It’s important for old, storied fashion houses to stay relevant, so choosing young faces with social media presences to represent their brands isn’t surprising. But the audience to whom these young celebrity kids most appeal, 13 to 16 year olds, have zero purchasing power. Even if they did, would they buy Chanel products because Willow Smith is the face of the company? My guess is a laughable no – Karl and Teen Vogue are trying overly hard to make Willow happen. Perhaps these labels are playing the very long game? Courting ultra-young teens for a period of 10-15 years by pretending to understand their dreams and aspirations until this group does have spending power to use on these labels? If so, this is also wicked and exploitative and brilliant and I love it. My guess, however, is that it’s just a ploy for immediate relevancy with the social media set, and an opportunity to create cheap, easily disseminated assets.

Using these second-generation celebrities in ads makes total sense for labels – they’re prepackaged, recognizable to multiple audiences, and create media buzz. But I don’t think any of these kids are particularly compelling, with the exception of Romeo Beckham, who has charisma for miles. I think fashion houses would be better off scouting new, cool, young talent – look at Lucky Blue Smith and family! They are so much cooler than the other Smith siblings, and better um, adjusted. Using genetics as the highest aspiration, although brilliant marketing, is also slightly unsettling. If labels are going to use nepotism cases in advertising, they ought to wait until the kids are older teenagers and have something to their résumés, both to send a better message to their younger audiences, and to avoid a slight Eugenics-y undertone.

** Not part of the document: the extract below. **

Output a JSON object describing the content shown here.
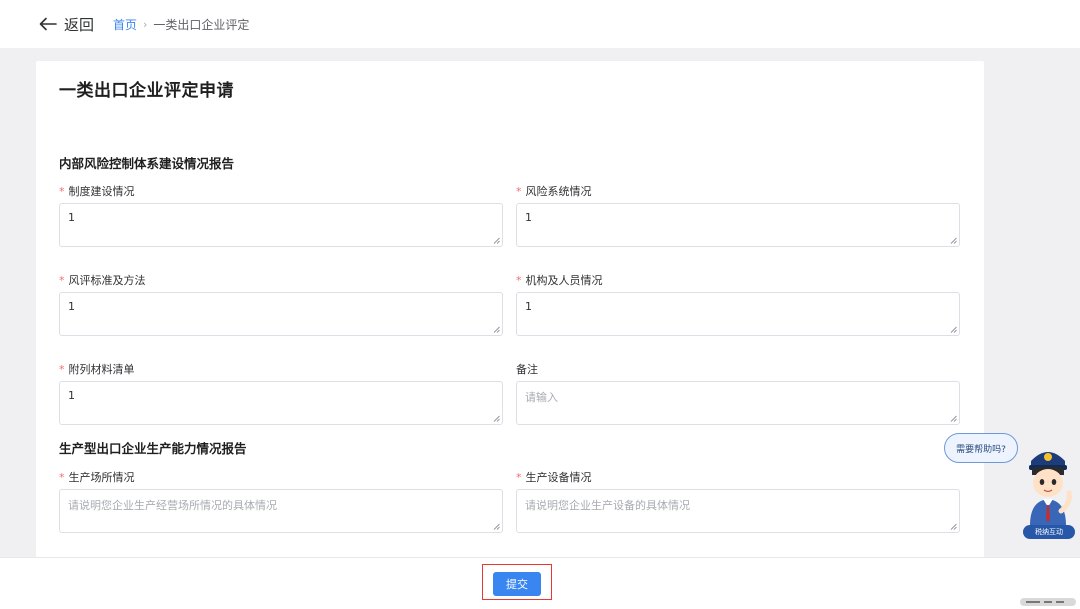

Me? I deeply, desperately want to be a part of the Lucky Blue Smith family and hourly sigh with relief that Will and Jada are not my parents. Also, if I were a Gallagher or a Law, I would have a deep Electra complex, so dodged a bullet there! I think brands might want to carefully consider the middle millennial band before slapping a teen with famous genes in an ad campaign – this is the audience with upcoming purchasing power who will be turned off by falsely precocious rich kids who know nothing about fashion or culture and are trying to capitalize on their parents’ social codings. There are exceptions, naturally, like Kendall Jenner and Georgia May Jagger, who have become extremely successful in their own right. But for the rest of them? Give me a break, and give me someone actually aspirational, in my own age bracket, like Alexa Chung or Mary-Kate and Ashley Olsen, or in the next, like Isabella Rossellini (famous parents, extraordinary résumé), Linda Rodin, Charlotte Rampling, Grace Coddington, or Catherine Denuve – women I can actually look up to, and not teens I sneer at. Except for Romeo Beckham. I would literally buy anything he advertises.

 

Cool Teens Appreciation Gallery feat. Romeo!!! He is so impish and charming!!!!